DALLAS – Lamar Odom filled in for the suspended Ron Artest as the starting small forward for the Los Angeles Lakers for Game 3 of their second-round series against the Dallas Mavericks on Friday night.
With the 6-foot-10 Odom alongside 7-footers Pau Gasol and Andrew Bynum, the Lakers hoped their monster-sized frontcourt would help get them back into the series. It was a tough time to experiment because the two-time defending champions were in quite a bind after losing the first two games at home. A loss Friday night would've put them down 0-3, a deficit no team in NBA history has overcome.
"You try and find a group of guys that know how to play with each other and go from there," Los Angeles coach Phil Jackson said about an hour before the game.

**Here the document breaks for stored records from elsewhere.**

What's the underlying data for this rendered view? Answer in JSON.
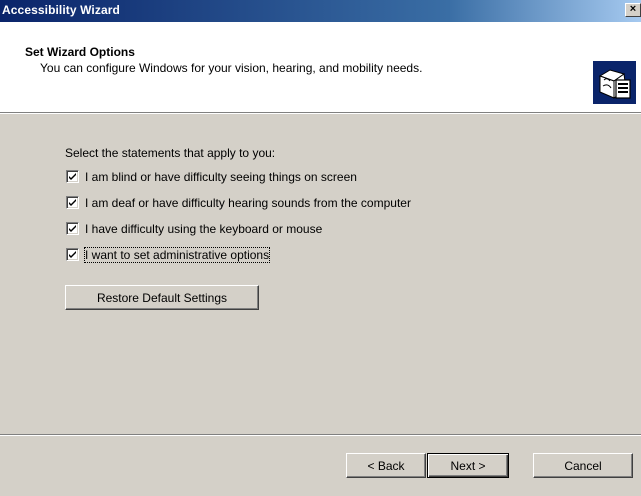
{
  "window": {
    "title": "Accessibility Wizard",
    "close_label": "×"
  },
  "header": {
    "title": "Set Wizard Options",
    "subtitle": "You can configure Windows for your vision, hearing, and mobility needs.",
    "icon": "accessibility-wizard-icon"
  },
  "main": {
    "prompt": "Select the statements that apply to you:",
    "options": [
      {
        "label": "I am blind or have difficulty seeing things on screen",
        "checked": true
      },
      {
        "label": "I am deaf or have difficulty hearing sounds from the computer",
        "checked": true
      },
      {
        "label": "I have difficulty using the keyboard or mouse",
        "checked": true
      },
      {
        "label": "I want to set administrative options",
        "checked": true,
        "focused": true
      }
    ],
    "restore_button": "Restore Default Settings"
  },
  "footer": {
    "back_button": "< Back",
    "next_button": "Next >",
    "cancel_button": "Cancel"
  }
}
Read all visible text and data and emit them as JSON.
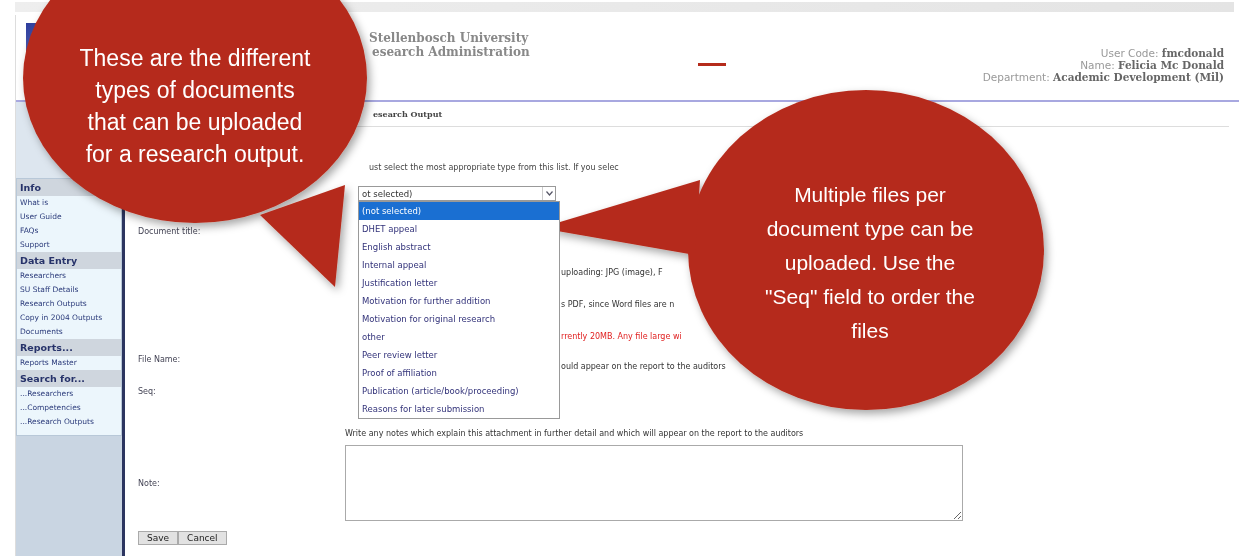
{
  "header": {
    "title": "Stellenbosch University",
    "subtitle": "esearch Administration",
    "user": [
      {
        "label": "User Code:",
        "value": "fmcdonald"
      },
      {
        "label": "Name:",
        "value": "Felicia Mc Donald"
      },
      {
        "label": "Department:",
        "value": "Academic Development (Mil)"
      }
    ]
  },
  "breadcrumb": "esearch Output",
  "sidebar": [
    {
      "title": "Info",
      "items": [
        "What is",
        "User Guide",
        "FAQs",
        "Support"
      ]
    },
    {
      "title": "Data Entry",
      "items": [
        "Researchers",
        "SU Staff Details",
        "Research Outputs",
        "Copy in 2004 Outputs",
        "Documents"
      ]
    },
    {
      "title": "Reports...",
      "items": [
        "Reports Master"
      ]
    },
    {
      "title": "Search for...",
      "items": [
        "...Researchers",
        "...Competencies",
        "...Research Outputs"
      ]
    }
  ],
  "form": {
    "instruction": "ust select the most appropriate type from this list. If you selec",
    "document_type": {
      "value": "ot selected)",
      "expanded": true,
      "options": [
        {
          "label": "(not selected)",
          "selected": true
        },
        {
          "label": "DHET appeal",
          "selected": false
        },
        {
          "label": "English abstract",
          "selected": false
        },
        {
          "label": "Internal appeal",
          "selected": false
        },
        {
          "label": "Justification letter",
          "selected": false
        },
        {
          "label": "Motivation for further addition",
          "selected": false
        },
        {
          "label": "Motivation for original research",
          "selected": false
        },
        {
          "label": "other",
          "selected": false
        },
        {
          "label": "Peer review letter",
          "selected": false
        },
        {
          "label": "Proof of affiliation",
          "selected": false
        },
        {
          "label": "Publication (article/book/proceeding)",
          "selected": false
        },
        {
          "label": "Reasons for later submission",
          "selected": false
        }
      ]
    },
    "document_title": {
      "label": "Document title:",
      "hints": [
        "uploading: JPG (image), F",
        "s PDF, since Word files are n"
      ],
      "warning": "rrently 20MB. Any file large wi"
    },
    "file_name": {
      "label": "File Name:",
      "hint": "ould appear on the report to the auditors"
    },
    "seq": {
      "label": "Seq:"
    },
    "note": {
      "label": "Note:",
      "hint": "Write any notes which explain this attachment in further detail and which will appear on the report to the auditors"
    },
    "buttons": [
      "Save",
      "Cancel"
    ]
  },
  "callouts": [
    {
      "lines": [
        "These are the different",
        "types of documents",
        "that can be uploaded",
        "for a research output."
      ]
    },
    {
      "lines": [
        "Multiple files per",
        "document type can be",
        "uploaded. Use the",
        "\"Seq\" field to order the",
        "files"
      ]
    }
  ]
}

Odom said earlier Friday that he expected to take Artest's place, but Jackson played it coy right until he turned in the starting lineup. In their game notes, the Lakers had listed Kobe Bryant as the small forward, with Shannon Brown moving into the starting lineup.
Artest was suspended for one game for slamming a forearm into the face of Dallas guard J.J. Barea with 24 seconds left in Game 2.
Artest had started all 90 games for Los Angeles this season, so Jackson hasn't needed a Plan B.
Odom was voted the Sixth Man of the Year this season, so moving him into the starting lineup was logical — except that he hasn't started at small forward since he played for the Clippers, which was 1999-2003.
"We all know each other, we've played with each other and we know what to expect," Odom said. "We'll just go out and try to win a basketball game."
Odom said he could handle it defensively because "it's not like they play a lot of isolation ball with their small forward anyway." Shawn Marion is Dallas' starting small forward, with Peja Stojakovic backing him up.
Bryant said the bigger issue was not having Artest for 30-plus minutes.
"He's such a physical force," Bryant said. "Defensively, he sticks to guys and he gets a lot of loose balls, offensive rebounds to give us second possessions, steals, knocking balls loose. We're going to miss that energy."
Mavs coach Rick Carlisle said he was expecting Odom to play more. Odom played 26 minutes in Game 1 and 31 minutes in Game 2.
"And he's one of their best players, so that could be a positive thing for them," Carlisle said. "I'm sure they'll be fine. Our rotation, we'll adjust accordingly. ... We've got to play our game."